Even if the quotation's origins go back no further than 1994 and the wishful thinking of an over-eager French pamphleteer, the idea that the disappearance of the bee would lead to the destruction of man in short order may not be as preposterous as it sounds. While nobody knows for sure what would happen, and the four-year time frame suggested by "Einstein" seems arbitrary and probably exaggerated, it is certain that if every bee were to die tomorrow, it would be an unmitigated disaster for human agriculture.
Einstein or not, "no more bees, no more pollination, no more plants, no more animals, no more man," is a contention backed by at least some evidence. "The world would be a very different place without the pollination services of bees," says Maureen Maxwell, of BeesOnline, a New Zealand-based beekeeping and honey-producing outfit. "They are directly responsible for many of our food and floral crops. Without them, there would be a [greater] reliance on artificial fertilizers, which would increase toxic runoff into our waterways and gradually pollute our food sources and living environment."
"Since 1994, Einstein's quote has found its way into the Washington Post, Der Spiegel, the Independent and the International Herald Tribune."According to a recent article on Colony Collapse Disorder in the New York Times (that mercifully does not mention Einstein), last October the National Academy of Sciences indicated that American agriculture may be too reliant upon the honeybee as a pollinator. A Reuters article claims that agricultural production dependent on bees amounts to $15 billion annually and close to one-third of the American diet. The extinction of bees would lead to some very undesirable scenarios, though they fall somewhat short of apocalypse.

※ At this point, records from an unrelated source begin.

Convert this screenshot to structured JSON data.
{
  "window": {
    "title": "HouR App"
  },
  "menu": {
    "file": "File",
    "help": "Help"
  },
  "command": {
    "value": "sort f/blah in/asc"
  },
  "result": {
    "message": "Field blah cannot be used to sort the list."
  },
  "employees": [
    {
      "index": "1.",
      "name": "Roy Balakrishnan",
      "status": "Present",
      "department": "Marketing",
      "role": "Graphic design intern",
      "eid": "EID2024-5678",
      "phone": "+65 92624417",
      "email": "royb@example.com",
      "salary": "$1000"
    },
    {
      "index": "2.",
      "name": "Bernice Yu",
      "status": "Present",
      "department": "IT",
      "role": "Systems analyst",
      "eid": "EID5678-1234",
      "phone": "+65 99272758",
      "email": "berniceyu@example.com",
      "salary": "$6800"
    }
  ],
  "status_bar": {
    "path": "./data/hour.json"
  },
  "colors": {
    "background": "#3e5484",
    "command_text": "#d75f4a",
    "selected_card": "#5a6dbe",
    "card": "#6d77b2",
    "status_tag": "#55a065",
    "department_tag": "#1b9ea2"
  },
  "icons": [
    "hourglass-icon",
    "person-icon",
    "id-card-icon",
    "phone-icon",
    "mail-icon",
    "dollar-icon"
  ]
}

Yet Einstein's quote persists. It recently was made into the centerpiece of a bit on Real Time with Bill Maher. It continually pops up in news items and (an admittedly unscientific) Google search on "Einstein" and "bees" returns more than 780,000 hits. Maxwell tells Gelf that she is asked about it regularly when she gives educational tours of her facilities. So why, precisely, do reporters, commentators, and people in the bee industry, continue to attach the insectand its admittedly serious current dilemmato a man who, according to Dr. Grosz, "had no particular expertise or even interest in ecology, entomology, or bees"?

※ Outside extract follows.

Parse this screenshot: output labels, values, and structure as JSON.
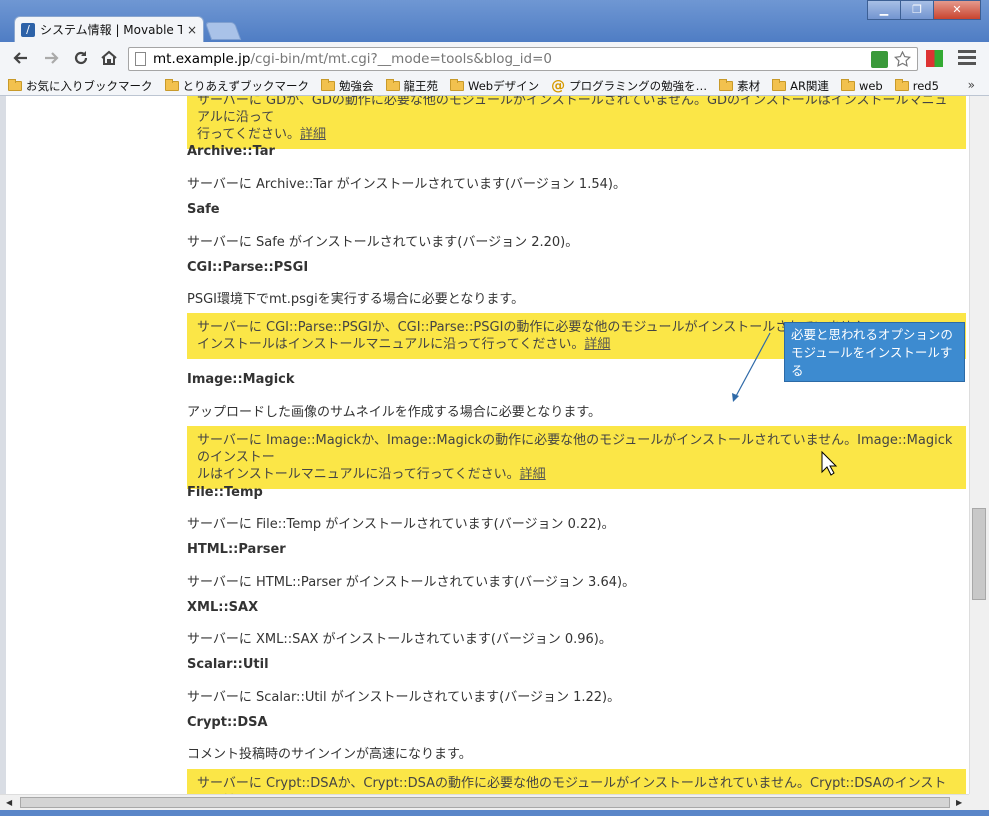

Gelf can only speculate, but hitching your story, argument, or life's work to a cultural eminence such as Einstein has an undeniable appeal. Dr. Grosz tells Gelf that "there are numerous fake, twisted, and distortedly translated quotes out there attributed to Einstein. Unfortunately, the internet allows wrong information to proliferate at lightning speed without any control." (We'd like to add that the internet also makes it easier to correct such misinformation.) Still, we suspect that the likes of Einstein and other, similarly revered figures, will continue to be attached to supposed profundities that have little or nothing to do with them. In that vein, this reporter would like to add the following bit of wishful thinking:
"If the Attorney General does not tell the truth to the Judiciary Committee, then the President and Vice-President shall be removed within six months."Mahatma Gandhi

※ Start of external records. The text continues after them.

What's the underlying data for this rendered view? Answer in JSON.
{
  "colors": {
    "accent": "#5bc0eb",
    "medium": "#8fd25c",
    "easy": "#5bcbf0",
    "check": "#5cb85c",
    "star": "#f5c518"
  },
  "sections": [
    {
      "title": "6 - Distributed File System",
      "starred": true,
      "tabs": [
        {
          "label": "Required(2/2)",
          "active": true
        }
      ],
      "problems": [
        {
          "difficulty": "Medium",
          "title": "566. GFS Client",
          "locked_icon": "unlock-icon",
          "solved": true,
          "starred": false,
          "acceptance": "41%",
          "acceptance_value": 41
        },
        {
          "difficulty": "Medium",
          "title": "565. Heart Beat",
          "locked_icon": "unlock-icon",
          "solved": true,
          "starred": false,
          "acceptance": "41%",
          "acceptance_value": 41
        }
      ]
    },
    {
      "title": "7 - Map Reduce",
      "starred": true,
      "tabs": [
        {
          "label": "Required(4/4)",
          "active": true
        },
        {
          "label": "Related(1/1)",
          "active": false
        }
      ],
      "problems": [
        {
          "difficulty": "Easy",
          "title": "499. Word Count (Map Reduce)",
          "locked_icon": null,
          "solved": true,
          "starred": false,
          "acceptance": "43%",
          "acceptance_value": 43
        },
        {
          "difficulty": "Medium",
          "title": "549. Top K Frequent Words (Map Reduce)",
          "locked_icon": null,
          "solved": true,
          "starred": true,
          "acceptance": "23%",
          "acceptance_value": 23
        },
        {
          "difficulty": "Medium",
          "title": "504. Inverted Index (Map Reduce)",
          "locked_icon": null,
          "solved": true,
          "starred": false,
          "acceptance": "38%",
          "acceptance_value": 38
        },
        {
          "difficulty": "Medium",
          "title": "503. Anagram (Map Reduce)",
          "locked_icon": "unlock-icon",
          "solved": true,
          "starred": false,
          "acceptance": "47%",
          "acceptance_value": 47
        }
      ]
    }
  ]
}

Go ahead media swarm, have at it!
(Special thanks to Bonnie Taylor-Blake and Mark Turner for their help researching the origins of the Einstein quote, and to Jennifer Sterling for French translation work. If anyone has any more clues about the quote, please email me.)